So, the song remains the same when it comes to MSM. You’re not going ANYWHERE unless you have some form of talent or personality trait that people outside of the fishbowl are going to appreciate and latch onto you for.
Meanwhile, there’s no cross-monetizing Personal Branding elements under your umbrella. You have separate audiences for each of your niches. The amount of TIME that you dedicate to maintaining your internet presence will determine how many of your branches you can cultivate simultaneously.
This year, 2009, is going to be all about Personal Branding and positioning. It doesn’t help you to have 5,000 Twitter followers if you can’t get a job from ANY of them. It doesn’t help you to host a tech gadget show if your aspiration is to be an actual actor/actress. It doesn’t help you to create social media destination sites if nobody wants to socialize with YOU, or, more importantly, with EACH OTHER.
The game’s going to change this year. Live Broadcasting & Character Development are going to be the route to developing Passionate Viewers and consequently “sticky” Popularity / “Cred”. Just like rap music, internet video has gotten to the point where ANYBODY can get on the mic. The only way you’re going to successfully cross over and gain traction outside of the fishbowl / echo chamber is by demonstrating UNIVERSAL value.

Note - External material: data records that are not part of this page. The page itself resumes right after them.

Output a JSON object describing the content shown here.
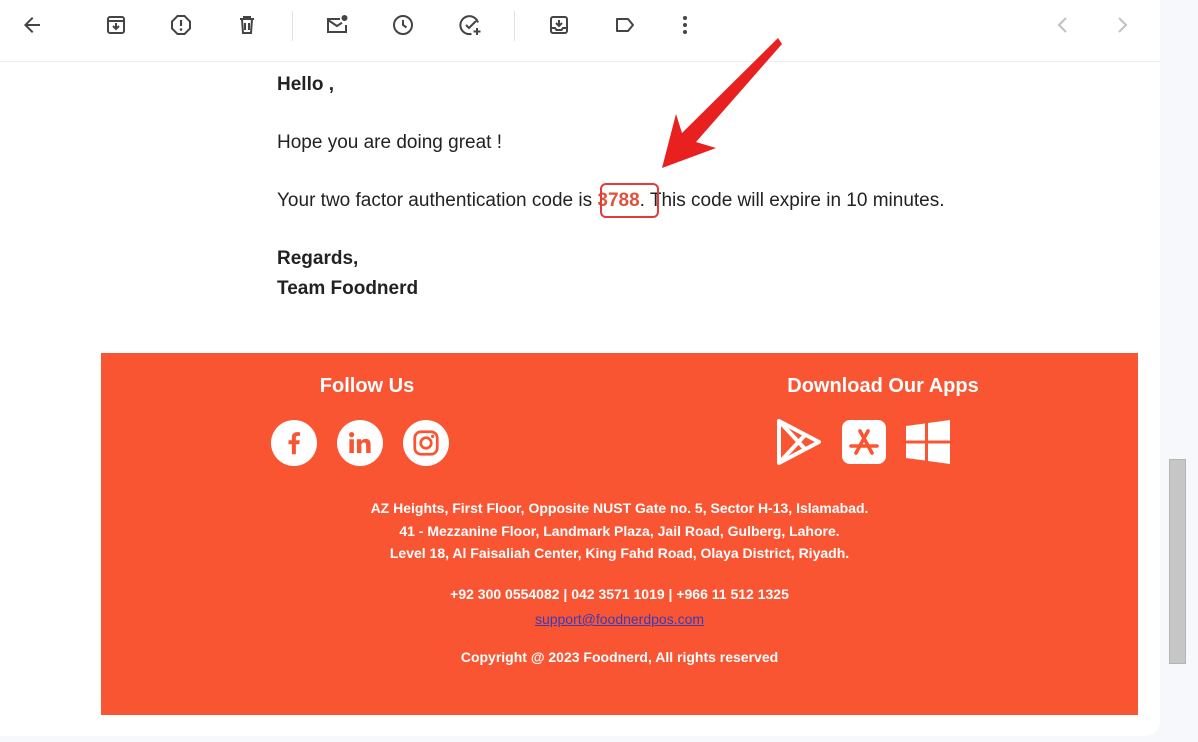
{
  "toolbar": {
    "icons": [
      "back-arrow-icon",
      "archive-icon",
      "report-spam-icon",
      "delete-icon",
      "mark-unread-icon",
      "snooze-icon",
      "add-to-tasks-icon",
      "move-to-icon",
      "label-icon",
      "more-options-icon",
      "newer-icon",
      "older-icon"
    ]
  },
  "email": {
    "greeting": "Hello ,",
    "hope": "Hope you are doing great !",
    "code_prefix": "Your two factor authentication code is ",
    "code": "3788",
    "code_suffix": ". This code will expire in 10 minutes.",
    "regards": "Regards,",
    "team": "Team Foodnerd"
  },
  "annotation": {
    "arrow_color": "#e8201f",
    "highlight_color": "#e23b3b"
  },
  "footer": {
    "background": "#fa5533",
    "follow_heading": "Follow Us",
    "apps_heading": "Download Our Apps",
    "social": [
      "facebook-icon",
      "linkedin-icon",
      "instagram-icon"
    ],
    "apps": [
      "google-play-icon",
      "app-store-icon",
      "windows-icon"
    ],
    "addresses": [
      "AZ Heights, First Floor, Opposite NUST Gate no. 5, Sector H-13, Islamabad.",
      "41 - Mezzanine Floor, Landmark Plaza, Jail Road, Gulberg, Lahore.",
      "Level 18, Al Faisaliah Center, King Fahd Road, Olaya District, Riyadh."
    ],
    "phones": "+92 300 0554082 | 042 3571 1019 | +966 11 512 1325",
    "support_email": "support@foodnerdpos.com",
    "copyright": "Copyright @ 2023 Foodnerd, All rights reserved"
  }
}
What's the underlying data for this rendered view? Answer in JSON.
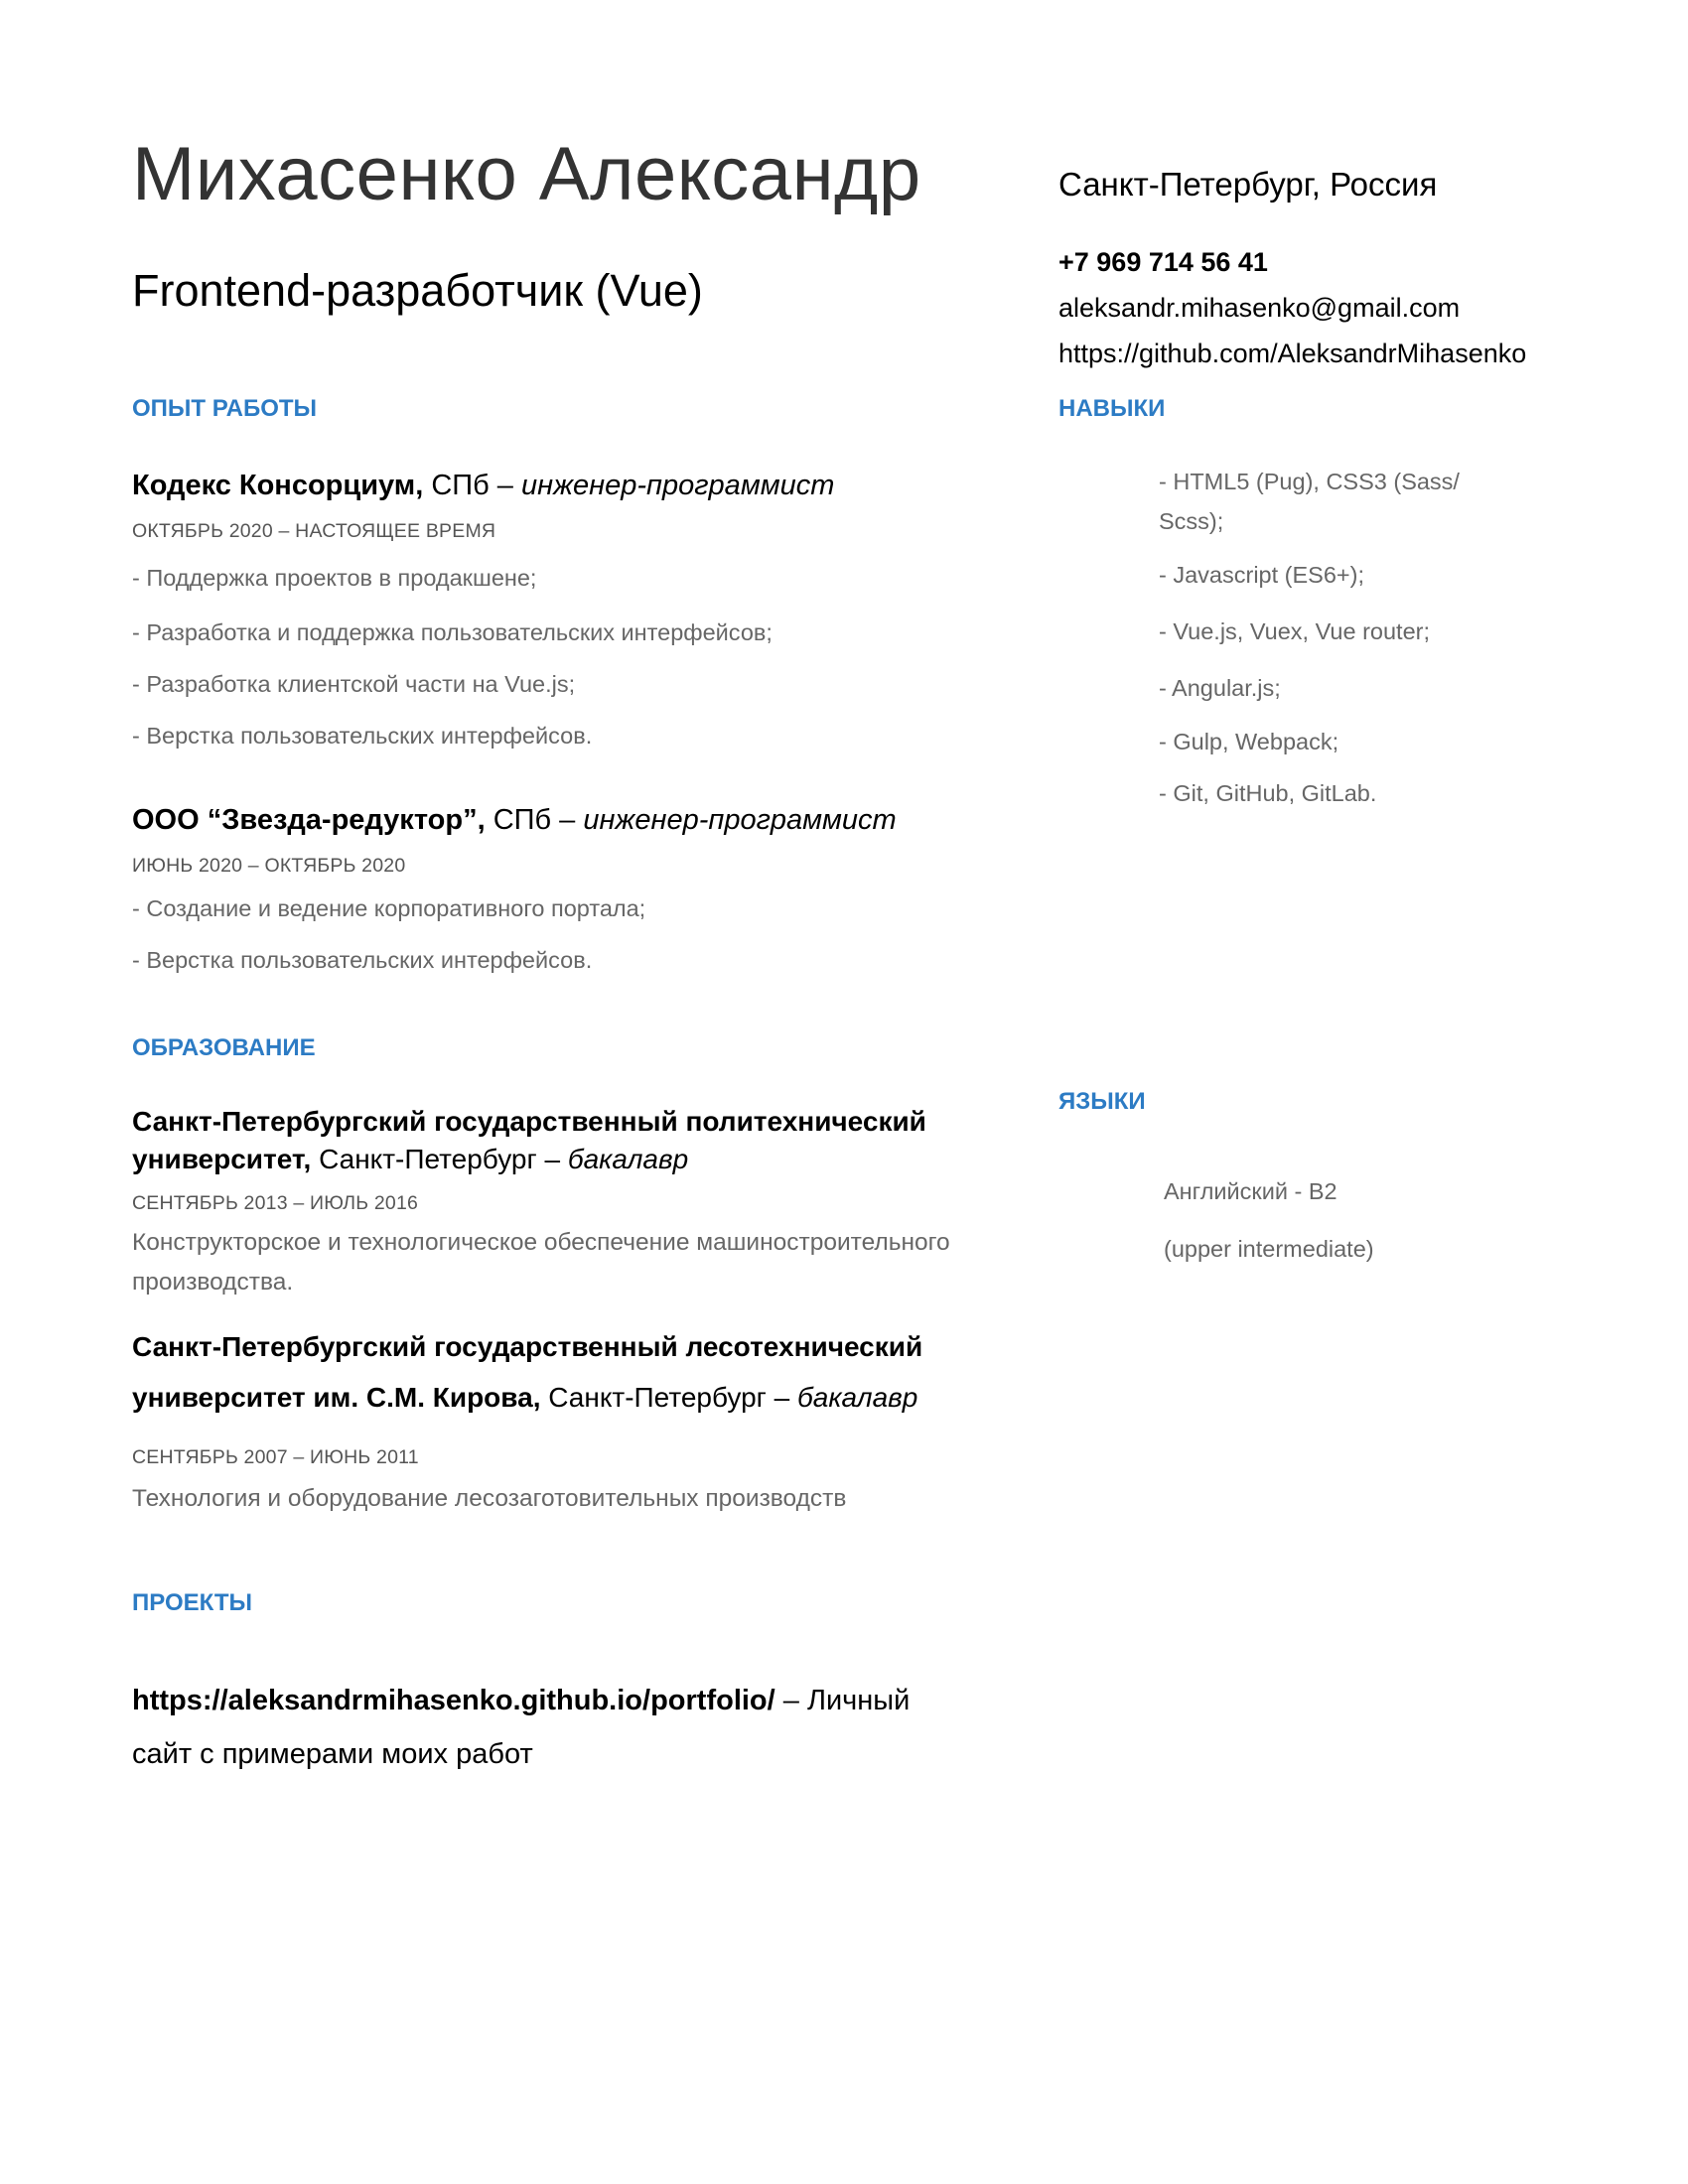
{
  "header": {
    "name": "Михасенко Александр",
    "role": "Frontend-разработчик (Vue)",
    "city": "Санкт-Петербург, Россия",
    "phone": "+7 969 714 56 41",
    "email": "aleksandr.mihasenko@gmail.com",
    "github": "https://github.com/AleksandrMihasenko"
  },
  "experience": {
    "heading": "ОПЫТ РАБОТЫ",
    "jobs": [
      {
        "company": "Кодекс Консорциум,",
        "location": " СПб – ",
        "position": "инженер-программист",
        "dates": "ОКТЯБРЬ 2020 – НАСТОЯЩЕЕ ВРЕМЯ",
        "duties": [
          "- Поддержка проектов в продакшене;",
          "- Разработка и поддержка пользовательских интерфейсов;",
          "- Разработка клиентской части на Vue.js;",
          "- Верстка пользовательских интерфейсов."
        ]
      },
      {
        "company": "ООО “Звезда-редуктор”,",
        "location": " СПб – ",
        "position": "инженер-программист",
        "dates": "ИЮНЬ 2020 – ОКТЯБРЬ 2020",
        "duties": [
          "- Создание и ведение корпоративного портала;",
          "- Верстка пользовательских интерфейсов."
        ]
      }
    ]
  },
  "education": {
    "heading": "ОБРАЗОВАНИЕ",
    "items": [
      {
        "title_line1": "Санкт-Петербургский государственный политехнический",
        "title_line2_bold": "университет,",
        "location": " Санкт-Петербург – ",
        "degree": "бакалавр",
        "dates": "СЕНТЯБРЬ 2013 – ИЮЛЬ 2016",
        "description": "Конструкторское и технологическое обеспечение машиностроительного производства."
      },
      {
        "title_line1": "Санкт-Петербургский государственный лесотехнический",
        "title_line2_bold": "университет им. С.М. Кирова,",
        "location": " Санкт-Петербург – ",
        "degree": "бакалавр",
        "dates": "СЕНТЯБРЬ 2007 – ИЮНЬ 2011",
        "description": "Технология и оборудование лесозаготовительных производств"
      }
    ]
  },
  "projects": {
    "heading": "ПРОЕКТЫ",
    "link": "https://aleksandrmihasenko.github.io/portfolio/",
    "description": " – Личный сайт с примерами моих работ"
  },
  "skills": {
    "heading": "НАВЫКИ",
    "items": [
      "- HTML5 (Pug), CSS3 (Sass/ Scss);",
      "- Javascript (ES6+);",
      "- Vue.js, Vuex, Vue router;",
      "- Angular.js;",
      "- Gulp, Webpack;",
      "- Git, GitHub, GitLab."
    ]
  },
  "languages": {
    "heading": "ЯЗЫКИ",
    "line1": "Английский - B2",
    "line2": "(upper intermediate)"
  }
}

As opposed to the sum total of your branding efforts, your position & success in 2010 is going to depend on the branch(es) of your Personal Brand that you invest your time cultivating and demonstrating to people that you’re a viable, universal talent that can make it to AND THRIVE IN “The Big Show”.